Web page and app entries
---

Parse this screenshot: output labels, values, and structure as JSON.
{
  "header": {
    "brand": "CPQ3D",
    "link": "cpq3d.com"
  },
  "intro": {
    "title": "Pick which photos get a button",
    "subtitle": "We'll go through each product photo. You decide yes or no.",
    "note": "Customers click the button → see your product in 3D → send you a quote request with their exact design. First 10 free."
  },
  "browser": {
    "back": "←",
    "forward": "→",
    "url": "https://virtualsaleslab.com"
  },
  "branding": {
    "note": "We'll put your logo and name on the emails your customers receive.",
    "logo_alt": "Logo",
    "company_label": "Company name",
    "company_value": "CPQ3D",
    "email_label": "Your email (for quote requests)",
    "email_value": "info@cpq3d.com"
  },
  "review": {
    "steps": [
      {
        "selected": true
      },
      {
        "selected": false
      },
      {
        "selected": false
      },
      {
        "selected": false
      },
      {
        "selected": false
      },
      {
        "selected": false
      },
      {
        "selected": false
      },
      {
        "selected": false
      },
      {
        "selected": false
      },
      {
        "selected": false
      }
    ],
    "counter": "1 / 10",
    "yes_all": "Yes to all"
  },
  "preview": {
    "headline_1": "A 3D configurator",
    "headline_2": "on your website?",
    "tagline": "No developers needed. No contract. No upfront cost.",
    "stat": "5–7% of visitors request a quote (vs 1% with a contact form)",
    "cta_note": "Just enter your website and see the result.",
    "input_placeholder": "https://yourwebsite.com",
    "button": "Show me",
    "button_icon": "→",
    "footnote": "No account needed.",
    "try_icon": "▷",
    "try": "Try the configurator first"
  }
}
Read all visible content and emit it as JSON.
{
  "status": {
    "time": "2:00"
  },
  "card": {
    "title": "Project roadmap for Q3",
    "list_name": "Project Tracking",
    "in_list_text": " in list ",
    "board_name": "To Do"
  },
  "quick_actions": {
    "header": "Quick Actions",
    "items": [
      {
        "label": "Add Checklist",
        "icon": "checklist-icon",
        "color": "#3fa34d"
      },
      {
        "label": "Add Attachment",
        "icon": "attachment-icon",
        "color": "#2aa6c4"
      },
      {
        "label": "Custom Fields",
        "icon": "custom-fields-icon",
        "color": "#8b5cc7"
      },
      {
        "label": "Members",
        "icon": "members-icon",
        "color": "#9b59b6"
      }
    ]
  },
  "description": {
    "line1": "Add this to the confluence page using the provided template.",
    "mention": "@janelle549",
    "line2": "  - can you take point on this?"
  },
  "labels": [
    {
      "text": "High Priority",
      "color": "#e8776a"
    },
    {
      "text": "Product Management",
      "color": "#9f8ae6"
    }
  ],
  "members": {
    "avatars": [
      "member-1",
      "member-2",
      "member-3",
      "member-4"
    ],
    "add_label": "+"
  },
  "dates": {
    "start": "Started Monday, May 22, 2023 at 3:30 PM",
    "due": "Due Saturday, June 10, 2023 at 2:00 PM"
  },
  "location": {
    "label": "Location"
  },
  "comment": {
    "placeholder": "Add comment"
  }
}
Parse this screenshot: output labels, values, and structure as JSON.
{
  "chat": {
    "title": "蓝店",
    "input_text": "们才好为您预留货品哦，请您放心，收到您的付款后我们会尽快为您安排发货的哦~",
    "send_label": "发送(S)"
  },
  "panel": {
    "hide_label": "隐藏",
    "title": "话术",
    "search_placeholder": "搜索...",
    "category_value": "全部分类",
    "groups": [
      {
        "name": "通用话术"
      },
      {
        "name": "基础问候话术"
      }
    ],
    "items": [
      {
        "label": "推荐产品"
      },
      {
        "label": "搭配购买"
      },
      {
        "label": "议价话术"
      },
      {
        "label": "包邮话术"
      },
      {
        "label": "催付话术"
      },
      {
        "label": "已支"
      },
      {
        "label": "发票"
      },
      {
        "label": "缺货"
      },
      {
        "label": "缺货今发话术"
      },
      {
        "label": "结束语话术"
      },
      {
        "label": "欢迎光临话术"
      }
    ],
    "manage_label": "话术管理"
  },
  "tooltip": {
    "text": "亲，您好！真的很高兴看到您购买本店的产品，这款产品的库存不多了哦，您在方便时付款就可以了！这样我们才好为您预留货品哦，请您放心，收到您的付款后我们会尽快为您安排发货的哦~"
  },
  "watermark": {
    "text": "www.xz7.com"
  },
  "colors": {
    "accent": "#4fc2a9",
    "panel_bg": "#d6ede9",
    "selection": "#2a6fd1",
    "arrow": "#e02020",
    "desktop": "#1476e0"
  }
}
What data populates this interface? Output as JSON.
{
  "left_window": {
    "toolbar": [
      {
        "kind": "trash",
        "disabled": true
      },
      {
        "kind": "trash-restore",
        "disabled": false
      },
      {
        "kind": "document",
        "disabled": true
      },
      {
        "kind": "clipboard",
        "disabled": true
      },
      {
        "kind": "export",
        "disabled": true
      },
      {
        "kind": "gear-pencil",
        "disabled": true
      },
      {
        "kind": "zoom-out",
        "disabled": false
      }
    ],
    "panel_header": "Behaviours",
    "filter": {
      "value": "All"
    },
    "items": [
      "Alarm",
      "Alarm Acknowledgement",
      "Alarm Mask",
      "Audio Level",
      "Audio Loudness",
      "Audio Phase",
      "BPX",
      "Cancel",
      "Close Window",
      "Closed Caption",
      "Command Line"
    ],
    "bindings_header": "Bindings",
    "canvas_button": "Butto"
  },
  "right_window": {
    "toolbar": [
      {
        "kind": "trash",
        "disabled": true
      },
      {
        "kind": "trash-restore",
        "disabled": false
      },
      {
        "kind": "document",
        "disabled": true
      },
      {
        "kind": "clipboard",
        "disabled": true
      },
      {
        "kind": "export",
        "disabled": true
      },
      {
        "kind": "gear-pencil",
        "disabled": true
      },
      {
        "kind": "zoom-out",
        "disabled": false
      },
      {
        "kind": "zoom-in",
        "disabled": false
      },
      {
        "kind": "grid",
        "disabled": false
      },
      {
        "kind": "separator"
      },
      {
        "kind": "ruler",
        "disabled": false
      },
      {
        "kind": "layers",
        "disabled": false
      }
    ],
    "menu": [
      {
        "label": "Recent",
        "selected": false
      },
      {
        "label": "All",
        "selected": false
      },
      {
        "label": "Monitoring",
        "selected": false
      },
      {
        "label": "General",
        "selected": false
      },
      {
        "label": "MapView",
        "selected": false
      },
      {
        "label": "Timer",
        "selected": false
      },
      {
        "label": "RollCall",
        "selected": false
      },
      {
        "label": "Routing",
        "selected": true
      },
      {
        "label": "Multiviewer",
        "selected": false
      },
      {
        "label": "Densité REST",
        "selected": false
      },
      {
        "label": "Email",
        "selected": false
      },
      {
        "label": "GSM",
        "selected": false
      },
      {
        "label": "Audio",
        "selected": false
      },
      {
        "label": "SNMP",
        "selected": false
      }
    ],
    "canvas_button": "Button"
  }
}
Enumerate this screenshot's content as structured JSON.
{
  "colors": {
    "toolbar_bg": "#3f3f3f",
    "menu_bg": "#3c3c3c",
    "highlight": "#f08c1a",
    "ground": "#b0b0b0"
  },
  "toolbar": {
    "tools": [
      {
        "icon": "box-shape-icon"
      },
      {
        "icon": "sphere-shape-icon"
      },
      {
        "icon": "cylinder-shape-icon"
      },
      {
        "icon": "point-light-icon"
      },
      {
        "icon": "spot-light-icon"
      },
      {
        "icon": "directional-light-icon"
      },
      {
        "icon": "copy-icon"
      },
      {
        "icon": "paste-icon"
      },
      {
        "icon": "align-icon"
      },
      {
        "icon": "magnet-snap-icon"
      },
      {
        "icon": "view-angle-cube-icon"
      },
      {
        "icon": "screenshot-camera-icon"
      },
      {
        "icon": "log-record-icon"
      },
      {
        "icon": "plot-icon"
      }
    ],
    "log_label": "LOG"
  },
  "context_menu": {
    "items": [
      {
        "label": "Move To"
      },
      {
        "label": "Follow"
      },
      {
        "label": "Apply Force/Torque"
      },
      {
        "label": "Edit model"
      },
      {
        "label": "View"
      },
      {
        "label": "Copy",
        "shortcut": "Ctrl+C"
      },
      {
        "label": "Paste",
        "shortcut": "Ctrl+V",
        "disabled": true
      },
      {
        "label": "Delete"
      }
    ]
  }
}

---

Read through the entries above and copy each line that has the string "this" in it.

Output »
Parse this screenshot: output labels, values, and structure as JSON.
    "line1": "Add this to the confluence page using the provided template.",
    "line2": "  - can you take point on this?"
Parse this screenshot: output labels, values, and structure as JSON.
What data populates this interface? Output as JSON.
Enumerate this screenshot's content as structured JSON.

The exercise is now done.